Both Hadoop and stream processing already have a significant role to play in the detection and response to cyber attacks. And much as many vendors in both areas would have you believe, this isn’t an either-or situation. The Internet of Things generates semi-structured event data from sensors, apps,  Cloud and Internet server infrastructure. Hadoop enables organizations to store and process Internet of Things data streams, and to apply pattern detection and what-if scenarios. This enables the signatures for new attacks to be identified much more quickly that is possible today. Perhaps in the order of hours rather than weeks.

However, this is still not real-time which is where stream processing comes in to play. Stream processing is based on the concept of “continuous processing” – each and every new record or event is processed as it arrives, and all results updated incrementally based on that event. Patterns and exceptions can be identified and actions taken in less than a second.

Which is great, but stream processing excels at real-time responses to known patterns, rather than the ad-hoc mining of data streams to identify new patterns. Hence the complementary Big Data architecture of stream processing on Hadoop. Which is where SQLstream excels. Our streaming adapter for Hadoop enables data streams and streaming analytics to be ingested into Hadoop at very fast rates, and for the resulting Hadoop analysis, pattern and trend data to be joined against incoming data.

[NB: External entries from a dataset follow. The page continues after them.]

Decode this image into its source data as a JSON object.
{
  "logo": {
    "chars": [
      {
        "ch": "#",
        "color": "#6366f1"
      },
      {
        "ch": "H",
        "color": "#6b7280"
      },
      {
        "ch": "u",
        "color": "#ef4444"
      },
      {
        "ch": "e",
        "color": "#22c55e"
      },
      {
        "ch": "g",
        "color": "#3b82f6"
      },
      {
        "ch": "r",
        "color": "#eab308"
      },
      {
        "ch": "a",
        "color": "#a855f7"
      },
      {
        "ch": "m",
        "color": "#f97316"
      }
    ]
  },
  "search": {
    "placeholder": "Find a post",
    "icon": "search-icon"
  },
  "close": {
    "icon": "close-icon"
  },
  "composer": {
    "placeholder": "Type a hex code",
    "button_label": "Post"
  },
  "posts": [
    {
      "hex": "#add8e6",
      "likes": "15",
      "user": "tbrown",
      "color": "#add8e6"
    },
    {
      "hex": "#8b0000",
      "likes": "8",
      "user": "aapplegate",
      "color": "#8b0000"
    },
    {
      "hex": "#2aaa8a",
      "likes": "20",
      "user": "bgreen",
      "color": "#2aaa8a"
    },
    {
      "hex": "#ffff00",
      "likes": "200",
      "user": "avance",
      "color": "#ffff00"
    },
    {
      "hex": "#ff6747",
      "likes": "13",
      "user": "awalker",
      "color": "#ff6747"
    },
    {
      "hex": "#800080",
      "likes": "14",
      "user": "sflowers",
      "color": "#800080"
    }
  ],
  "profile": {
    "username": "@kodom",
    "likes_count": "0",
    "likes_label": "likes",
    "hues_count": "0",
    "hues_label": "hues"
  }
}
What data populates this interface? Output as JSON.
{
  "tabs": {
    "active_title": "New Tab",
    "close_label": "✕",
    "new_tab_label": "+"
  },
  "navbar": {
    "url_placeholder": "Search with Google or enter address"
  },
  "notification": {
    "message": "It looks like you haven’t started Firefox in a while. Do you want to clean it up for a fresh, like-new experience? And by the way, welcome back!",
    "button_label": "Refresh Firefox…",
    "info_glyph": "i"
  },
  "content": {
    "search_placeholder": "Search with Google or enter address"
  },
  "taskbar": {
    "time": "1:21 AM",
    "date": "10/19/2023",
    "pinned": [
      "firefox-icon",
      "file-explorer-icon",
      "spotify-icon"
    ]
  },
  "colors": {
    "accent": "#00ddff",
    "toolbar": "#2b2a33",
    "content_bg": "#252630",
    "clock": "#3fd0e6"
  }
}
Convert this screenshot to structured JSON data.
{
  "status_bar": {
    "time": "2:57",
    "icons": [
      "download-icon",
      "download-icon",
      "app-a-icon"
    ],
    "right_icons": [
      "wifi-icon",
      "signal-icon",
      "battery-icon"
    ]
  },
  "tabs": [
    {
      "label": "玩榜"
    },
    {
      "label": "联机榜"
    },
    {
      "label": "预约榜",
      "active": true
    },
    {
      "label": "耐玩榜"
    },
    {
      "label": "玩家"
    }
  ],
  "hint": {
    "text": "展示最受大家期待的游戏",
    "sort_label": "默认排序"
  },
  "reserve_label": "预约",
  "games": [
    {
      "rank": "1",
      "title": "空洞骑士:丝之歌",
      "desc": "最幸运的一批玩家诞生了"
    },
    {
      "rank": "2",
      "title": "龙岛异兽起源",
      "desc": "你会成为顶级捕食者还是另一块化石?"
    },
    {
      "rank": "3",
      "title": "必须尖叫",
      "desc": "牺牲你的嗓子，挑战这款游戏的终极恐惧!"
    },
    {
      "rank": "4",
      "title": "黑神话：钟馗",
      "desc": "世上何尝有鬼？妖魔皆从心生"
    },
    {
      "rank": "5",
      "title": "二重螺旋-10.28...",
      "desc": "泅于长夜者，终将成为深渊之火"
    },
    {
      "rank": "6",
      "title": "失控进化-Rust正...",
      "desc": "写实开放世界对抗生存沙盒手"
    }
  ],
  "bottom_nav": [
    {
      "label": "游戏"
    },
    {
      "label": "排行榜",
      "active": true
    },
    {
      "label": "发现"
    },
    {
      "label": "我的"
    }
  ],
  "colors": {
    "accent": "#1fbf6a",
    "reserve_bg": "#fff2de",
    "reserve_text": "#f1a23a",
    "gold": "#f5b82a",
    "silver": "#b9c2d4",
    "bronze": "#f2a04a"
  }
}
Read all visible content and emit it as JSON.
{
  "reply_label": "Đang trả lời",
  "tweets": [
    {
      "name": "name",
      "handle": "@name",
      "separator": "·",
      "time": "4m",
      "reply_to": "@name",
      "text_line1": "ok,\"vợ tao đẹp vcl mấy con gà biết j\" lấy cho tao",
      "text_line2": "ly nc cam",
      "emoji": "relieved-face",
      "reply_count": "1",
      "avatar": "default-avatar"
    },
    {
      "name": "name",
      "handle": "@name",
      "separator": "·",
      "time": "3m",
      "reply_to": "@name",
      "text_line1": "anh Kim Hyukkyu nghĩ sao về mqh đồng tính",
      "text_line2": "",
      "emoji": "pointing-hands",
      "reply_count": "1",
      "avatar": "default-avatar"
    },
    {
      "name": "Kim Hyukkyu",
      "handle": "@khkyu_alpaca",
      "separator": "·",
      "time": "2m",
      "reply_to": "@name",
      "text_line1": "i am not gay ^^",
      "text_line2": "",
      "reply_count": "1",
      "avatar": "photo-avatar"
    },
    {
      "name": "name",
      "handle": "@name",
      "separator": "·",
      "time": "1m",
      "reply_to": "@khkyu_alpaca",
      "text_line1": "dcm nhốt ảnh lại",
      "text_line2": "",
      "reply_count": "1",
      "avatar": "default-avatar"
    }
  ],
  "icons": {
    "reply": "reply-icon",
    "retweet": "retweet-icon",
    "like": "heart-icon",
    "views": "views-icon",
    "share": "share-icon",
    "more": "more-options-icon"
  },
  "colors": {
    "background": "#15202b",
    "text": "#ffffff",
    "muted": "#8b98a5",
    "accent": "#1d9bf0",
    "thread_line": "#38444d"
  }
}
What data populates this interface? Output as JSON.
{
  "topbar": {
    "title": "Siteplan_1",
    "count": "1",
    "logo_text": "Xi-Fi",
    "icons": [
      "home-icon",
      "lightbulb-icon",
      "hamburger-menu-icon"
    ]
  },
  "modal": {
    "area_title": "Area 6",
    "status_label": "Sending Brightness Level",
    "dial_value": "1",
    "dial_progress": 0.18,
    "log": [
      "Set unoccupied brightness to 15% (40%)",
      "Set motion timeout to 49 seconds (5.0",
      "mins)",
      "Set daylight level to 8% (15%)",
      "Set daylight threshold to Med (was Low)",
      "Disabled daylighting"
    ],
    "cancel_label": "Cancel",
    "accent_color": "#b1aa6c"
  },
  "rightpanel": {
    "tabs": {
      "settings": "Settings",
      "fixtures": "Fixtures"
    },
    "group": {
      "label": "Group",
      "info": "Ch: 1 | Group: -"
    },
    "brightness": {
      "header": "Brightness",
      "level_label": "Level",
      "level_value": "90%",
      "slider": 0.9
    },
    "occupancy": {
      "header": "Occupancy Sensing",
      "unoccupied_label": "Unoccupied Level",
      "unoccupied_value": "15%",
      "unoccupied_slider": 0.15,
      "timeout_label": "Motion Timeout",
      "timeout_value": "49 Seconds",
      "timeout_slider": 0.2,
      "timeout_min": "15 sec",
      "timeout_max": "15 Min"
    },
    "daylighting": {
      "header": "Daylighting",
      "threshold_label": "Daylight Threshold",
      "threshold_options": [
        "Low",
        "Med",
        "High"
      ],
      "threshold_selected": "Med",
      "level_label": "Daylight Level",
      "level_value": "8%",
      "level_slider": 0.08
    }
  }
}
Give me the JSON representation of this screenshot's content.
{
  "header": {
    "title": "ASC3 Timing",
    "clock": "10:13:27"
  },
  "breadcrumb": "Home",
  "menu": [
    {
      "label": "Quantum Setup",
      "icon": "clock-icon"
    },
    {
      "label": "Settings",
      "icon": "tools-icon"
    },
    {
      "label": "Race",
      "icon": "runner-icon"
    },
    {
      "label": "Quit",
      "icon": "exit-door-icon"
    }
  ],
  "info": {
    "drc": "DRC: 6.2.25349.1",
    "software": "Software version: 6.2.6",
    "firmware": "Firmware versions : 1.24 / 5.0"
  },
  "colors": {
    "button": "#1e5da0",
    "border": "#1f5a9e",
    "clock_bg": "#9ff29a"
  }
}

The move from Incident Response to Continuous Response is therefore one of technology advances, from traditional RDBMS technology to Hadoop-based storage platforms, and by extending IT architectures to the very edge of the network and connecting directly to the data sources using stream processing. Of course other weapons in the armory are equally important, in particular the need for standards, but Big Data will provide the data processing infrastructure for the Internet of Things.